This is once again partially a product of injuries, but it shows a lack of mental toughness to continue throughout the whole season—and this continues into the playoffs. In their three playoff games under Marvin Lewis, they are 0-3 and for good reason. The Bengals have no strong voice in the locker room as well in the media—like a Ray Lewis or Tom Brady—or dare I say it, Tim Tebow. Because of it, the focus of the team just isn't there. Cincinnati needs to fix this immediately if they hope to become a threat in the playoffs anytime soon.
Mike Brown has been a thorn in the franchise side for years, but this year may be the most important year of his executive career. This season, he made moves to get a franchise quarterback and a No. 1 wide receiver, gave up a little of his pride to trade Carson Palmer for an amazing deal and even lowered ticket prices for the following year.
Marvin Lewis, on the other hand, was able to get a team everyone thought to be the next team to go 0-16, and took one of the youngest rosters in the NFL into the playoffs.
The issue with these situations is what they didn't do. Brown let Johnathan Joseph leave in free agency. He allowed his pride to get away with the trading Palmer and refused to shell out the cash to practice in the University of Cincinnati indoor practice facility for their playoff game against Houston. Brown also reportedly wanted Ryan Mallett instead of Andy Dalton (however, it is unknown who was truly right in that situation since Ryan Mallett hasn't started yet). Lewis has shown that he is still very conservative and made some questionable decisions in game this season.

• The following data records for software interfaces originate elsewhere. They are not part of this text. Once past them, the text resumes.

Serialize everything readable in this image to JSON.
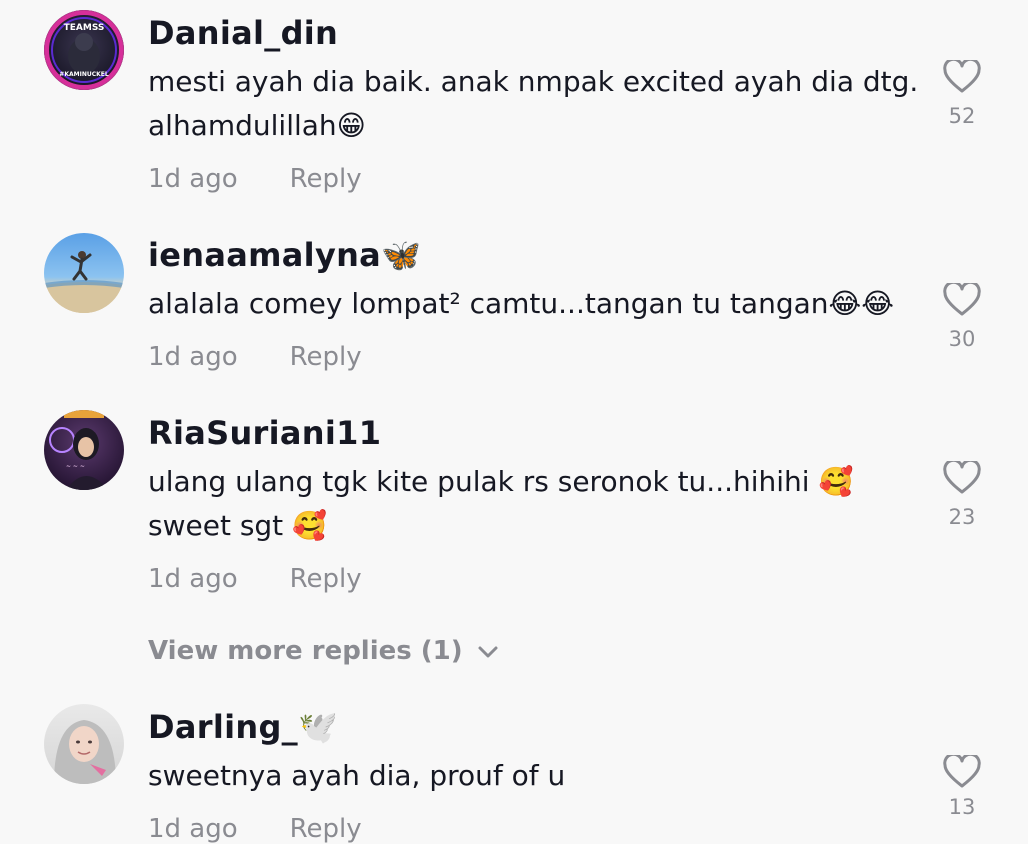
{
  "comments": [
    {
      "username": "Danial_din",
      "text_line1": "mesti ayah dia baik. anak nmpak excited ayah dia dtg.",
      "text_line2": "alhamdulillah😁",
      "time": "1d ago",
      "reply": "Reply",
      "likes": "52",
      "avatar_text": "TEAMSS",
      "avatar_text2": "#KAMINUCKEL"
    },
    {
      "username": "ienaamalyna🦋",
      "text_line1": "alalala comey lompat² camtu...tangan tu tangan😂😂",
      "time": "1d ago",
      "reply": "Reply",
      "likes": "30"
    },
    {
      "username": "RiaSuriani11",
      "text_line1": "ulang ulang tgk kite pulak rs seronok tu...hihihi 🥰",
      "text_line2": "sweet sgt 🥰",
      "time": "1d ago",
      "reply": "Reply",
      "likes": "23"
    },
    {
      "username": "Darling_🕊️",
      "text_line1": "sweetnya ayah dia, prouf of u",
      "time": "1d ago",
      "reply": "Reply",
      "likes": "13"
    }
  ],
  "view_more_replies": "View more replies (1)",
  "colors": {
    "background": "#f8f8f8",
    "primary_text": "#161823",
    "secondary_text": "#8a8b91"
  },
  "icons": [
    "heart-icon",
    "chevron-down-icon"
  ]
}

The challenge here, mostly for Brown, is if this team can show they have the maturity to make the necessary changes to upgrade the team. Brown refused to shell out a lot of cash on big name free agents last season, and this season it happened to work out. However, If he wants the Bengals to become a consistent threat in NFL, he is going to have to open that checkbook and get some proven veterans in this locker room to take that next step.

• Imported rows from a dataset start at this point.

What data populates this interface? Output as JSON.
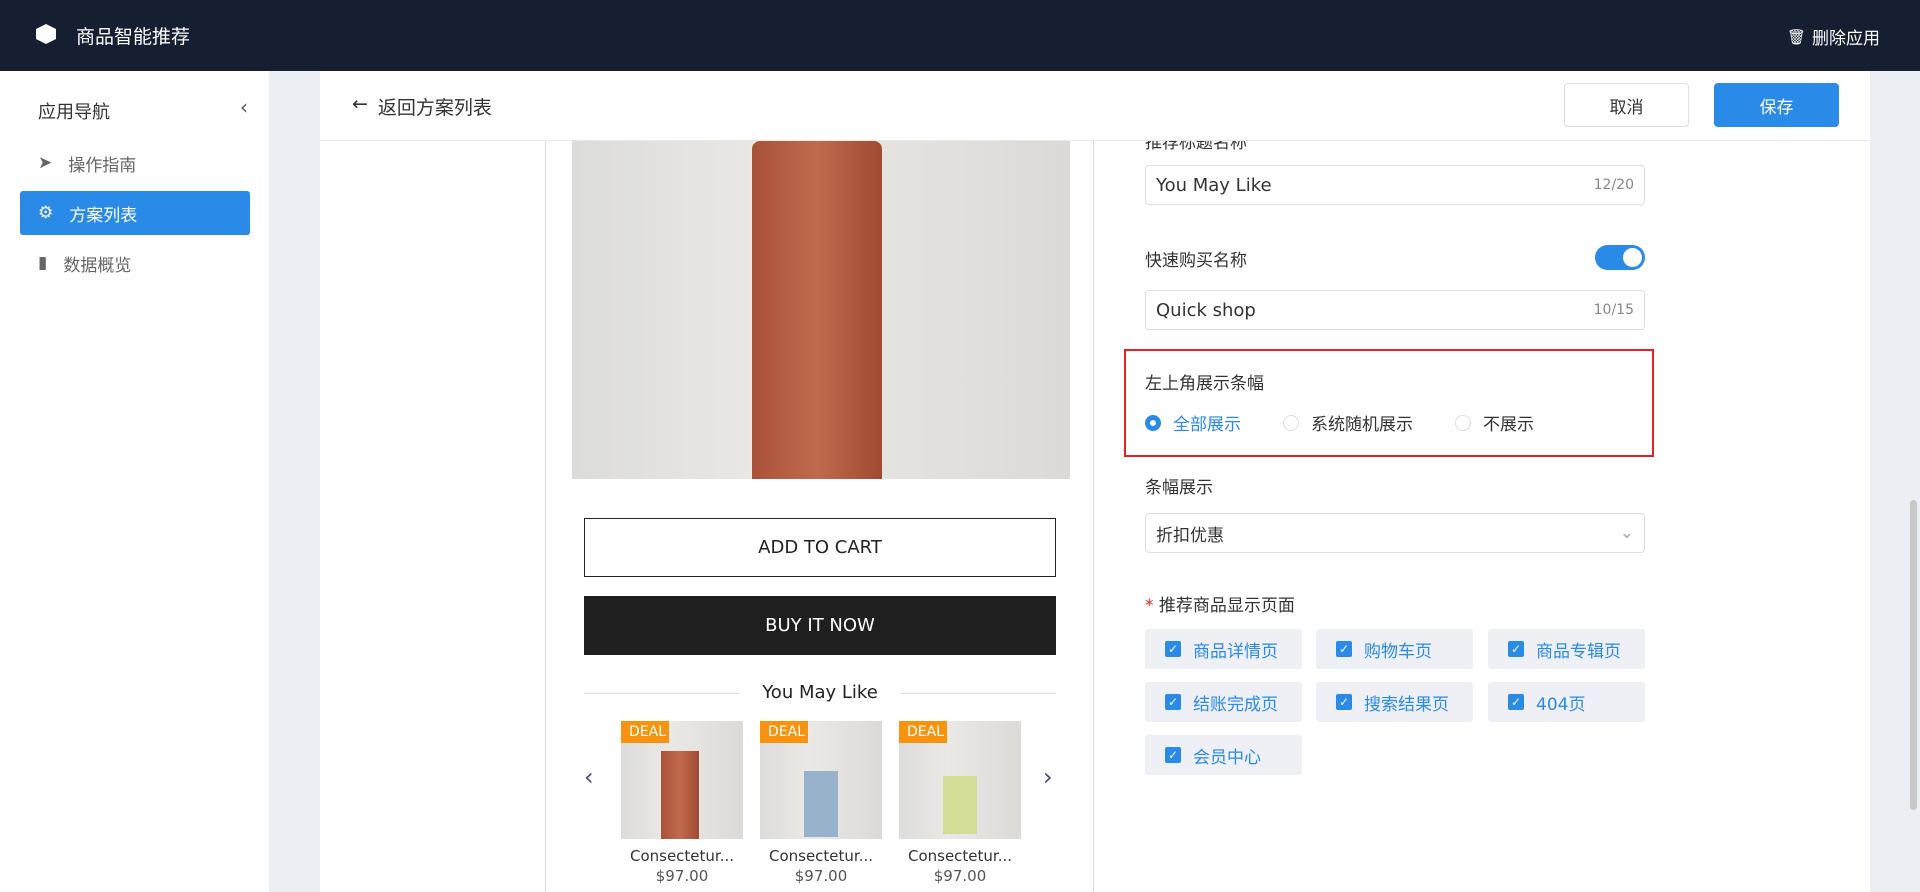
{
  "header": {
    "app_title": "商品智能推荐",
    "delete_label": "删除应用"
  },
  "sidebar": {
    "title": "应用导航",
    "items": [
      {
        "label": "操作指南",
        "icon": "send-icon"
      },
      {
        "label": "方案列表",
        "icon": "gear-icon",
        "active": true
      },
      {
        "label": "数据概览",
        "icon": "bar-chart-icon"
      }
    ]
  },
  "topbar": {
    "back_label": "返回方案列表",
    "cancel_label": "取消",
    "save_label": "保存"
  },
  "preview": {
    "add_to_cart": "ADD TO CART",
    "buy_now": "BUY IT NOW",
    "section_title": "You May Like",
    "products": [
      {
        "badge": "DEAL",
        "title": "Consectetur...",
        "price": "$97.00"
      },
      {
        "badge": "DEAL",
        "title": "Consectetur...",
        "price": "$97.00"
      },
      {
        "badge": "DEAL",
        "title": "Consectetur...",
        "price": "$97.00"
      }
    ]
  },
  "form": {
    "title_label": "推荐标题名称",
    "title_value": "You May Like",
    "title_count": "12/20",
    "quick_label": "快速购买名称",
    "quick_enabled": true,
    "quick_value": "Quick shop",
    "quick_count": "10/15",
    "banner_corner_label": "左上角展示条幅",
    "banner_corner_options": [
      "全部展示",
      "系统随机展示",
      "不展示"
    ],
    "banner_corner_selected": "全部展示",
    "banner_label": "条幅展示",
    "banner_value": "折扣优惠",
    "pages_label": "推荐商品显示页面",
    "pages_required": "*",
    "pages": [
      "商品详情页",
      "购物车页",
      "商品专辑页",
      "结账完成页",
      "搜索结果页",
      "404页",
      "会员中心"
    ]
  },
  "colors": {
    "accent": "#2a8ae8",
    "header": "#161e31",
    "deal": "#f7930f",
    "highlight": "#e52222"
  }
}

Lewis, on the other hand, has more wiggle room, but still needs to learn to take more chances and go for it on fourth-and-1 in order to make the Bengals less predictable. Which actually leads us to my final point.
After 2005 horrible ending, the Bengals were predicted to take over the division. Will next season end the same way?

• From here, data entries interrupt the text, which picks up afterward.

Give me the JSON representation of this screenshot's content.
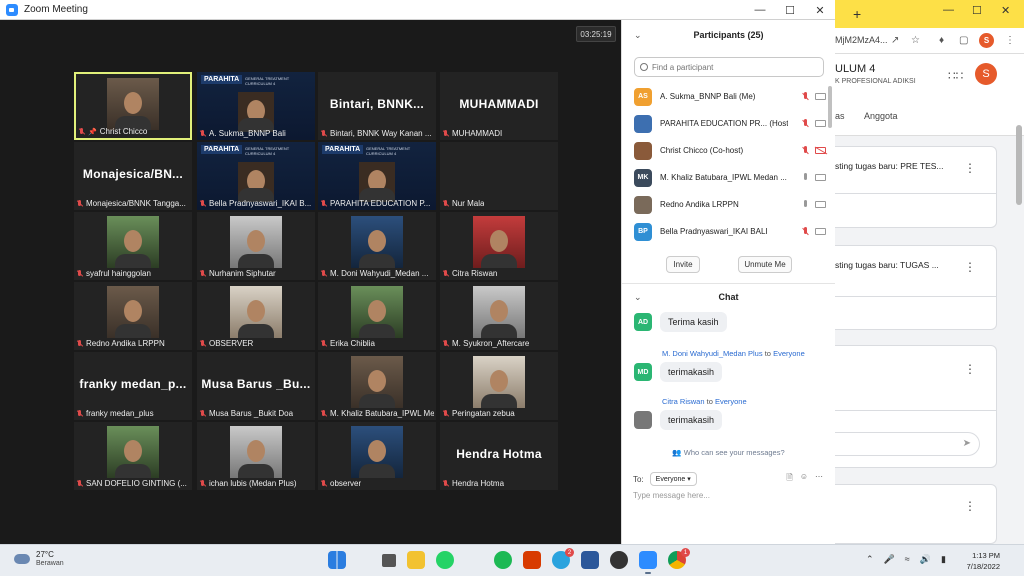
{
  "zoom": {
    "window_title": "Zoom Meeting",
    "timer": "03:25:19",
    "tiles": [
      {
        "name": "Christ Chicco",
        "kind": "cam",
        "active": true,
        "pinned": true
      },
      {
        "name": "A. Sukma_BNNP Bali",
        "kind": "banner",
        "brand": "PARAHITA"
      },
      {
        "name": "Bintari, BNNK Way Kanan ...",
        "kind": "text",
        "big": "Bintari,  BNNK..."
      },
      {
        "name": "MUHAMMADI",
        "kind": "text",
        "big": "MUHAMMADI"
      },
      {
        "name": "Monajesica/BNNK Tangga...",
        "kind": "text",
        "big": "Monajesica/BN..."
      },
      {
        "name": "Bella Pradnyaswari_IKAI B...",
        "kind": "banner",
        "brand": "PARAHITA"
      },
      {
        "name": "PARAHITA EDUCATION P...",
        "kind": "banner",
        "brand": "PARAHITA"
      },
      {
        "name": "Nur Mala",
        "kind": "empty"
      },
      {
        "name": "syafrul hainggolan",
        "kind": "cam"
      },
      {
        "name": "Nurhanim Siphutar",
        "kind": "cam"
      },
      {
        "name": "M. Doni Wahyudi_Medan ...",
        "kind": "cam"
      },
      {
        "name": "Citra Riswan",
        "kind": "cam"
      },
      {
        "name": "Redno Andika LRPPN",
        "kind": "cam"
      },
      {
        "name": "OBSERVER",
        "kind": "cam"
      },
      {
        "name": "Erika Chiblia",
        "kind": "cam"
      },
      {
        "name": "M. Syukron_Aftercare",
        "kind": "cam"
      },
      {
        "name": "franky medan_plus",
        "kind": "text",
        "big": "franky medan_p..."
      },
      {
        "name": "Musa Barus _Bukit Doa",
        "kind": "text",
        "big": "Musa Barus _Bu..."
      },
      {
        "name": "M. Khaliz Batubara_IPWL Me...",
        "kind": "cam"
      },
      {
        "name": "Peringatan zebua",
        "kind": "cam"
      },
      {
        "name": "SAN DOFELIO GINTING (...",
        "kind": "cam"
      },
      {
        "name": "ichan lubis (Medan Plus)",
        "kind": "cam"
      },
      {
        "name": "observer",
        "kind": "cam"
      },
      {
        "name": "Hendra Hotma",
        "kind": "text",
        "big": "Hendra Hotma"
      }
    ],
    "banner_sub": "GENERAL TREATMENT CURRICULUM 4",
    "participants": {
      "title": "Participants (25)",
      "search_placeholder": "Find a participant",
      "list": [
        {
          "initials": "AS",
          "color": "#f0a030",
          "name": "A. Sukma_BNNP Bali (Me)",
          "mic": "off",
          "video": "on"
        },
        {
          "initials": "",
          "color": "#3d6fb0",
          "name": "PARAHITA EDUCATION PR... (Host)",
          "mic": "off",
          "video": "on"
        },
        {
          "initials": "",
          "color": "#8a5a3a",
          "name": "Christ Chicco (Co-host)",
          "mic": "off",
          "video": "off"
        },
        {
          "initials": "MK",
          "color": "#3b4a5c",
          "name": "M. Khaliz Batubara_IPWL Medan ...",
          "mic": "on",
          "video": "on"
        },
        {
          "initials": "",
          "color": "#7a6a5a",
          "name": "Redno Andika LRPPN",
          "mic": "on",
          "video": "on"
        },
        {
          "initials": "BP",
          "color": "#2f8fd4",
          "name": "Bella Pradnyaswari_IKAI BALI",
          "mic": "off",
          "video": "on"
        }
      ],
      "invite": "Invite",
      "unmute_me": "Unmute Me"
    },
    "chat": {
      "title": "Chat",
      "messages": [
        {
          "initials": "AD",
          "color": "#2bb673",
          "sender": "",
          "to": "",
          "text": "Terima kasih"
        },
        {
          "initials": "MD",
          "color": "#2bb673",
          "sender": "M. Doni Wahyudi_Medan Plus",
          "to": "Everyone",
          "text": "terimakasih"
        },
        {
          "initials": "",
          "color": "#777777",
          "sender": "Citra Riswan",
          "to": "Everyone",
          "text": "terimakasih"
        }
      ],
      "to_word": "to",
      "who_can_see": "Who can see your messages?",
      "to_label": "To:",
      "to_value": "Everyone",
      "placeholder": "Type message here..."
    }
  },
  "chrome": {
    "url_fragment": "MjM2MzA4...",
    "profile": "S",
    "class_title": "ULUM 4",
    "class_sub": "K PROFESIONAL ADIKSI",
    "tab_left": "as",
    "tab_anggota": "Anggota",
    "posts": [
      "sting tugas baru: PRE TES...",
      "sting tugas baru: TUGAS ..."
    ]
  },
  "taskbar": {
    "temp": "27°C",
    "condition": "Berawan",
    "time": "1:13 PM",
    "date": "7/18/2022",
    "telegram_badge": "2",
    "chrome_badge": "1"
  }
}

Bengals fans have seen this story before. Twice actually. The Bengals suffer a wild-card exit, but leave with an emphasis on how they will use the experience they gained next year. The "experts" will pick them to win the division, even the Super Bowl, and Mike Brown will go after risky and cheap players to fill key weaknesses on the team.
The result? A disappointing season where the team seems completely out of sync. It's happened twice, and I have yet to see anything to tell me that it won't happen again. With Brown the popular vote for executive of the year (never thought we would hear those words), the key will be if he believes whether or not his old ways work, or realizes what he needs to do to take that step. This includes not only fixing the key weaknesses (corner back, running back) but also upgrading positions to make the team stronger (wide receiver, kickoff/punt returner).
The players have to learn how to play as favorites and under the pressure, fix their fundamentals (sound tackling, good route running, etc.) and someone needs to step up and be the teams leader. The Bengals are not without leaders in the locker room, but they don't have the locker room leadership that other teams possess. They must also learn to play with some consistency.
The coaching staff must learn how to get their players to play well at all three phases; and while they improve from past seasons in this regard, they must keep this team from seeming so predictable and take more risks.
The Bengals had a great season by expectations, but I'm not willing to celebrate until this team proves that they have truly changed.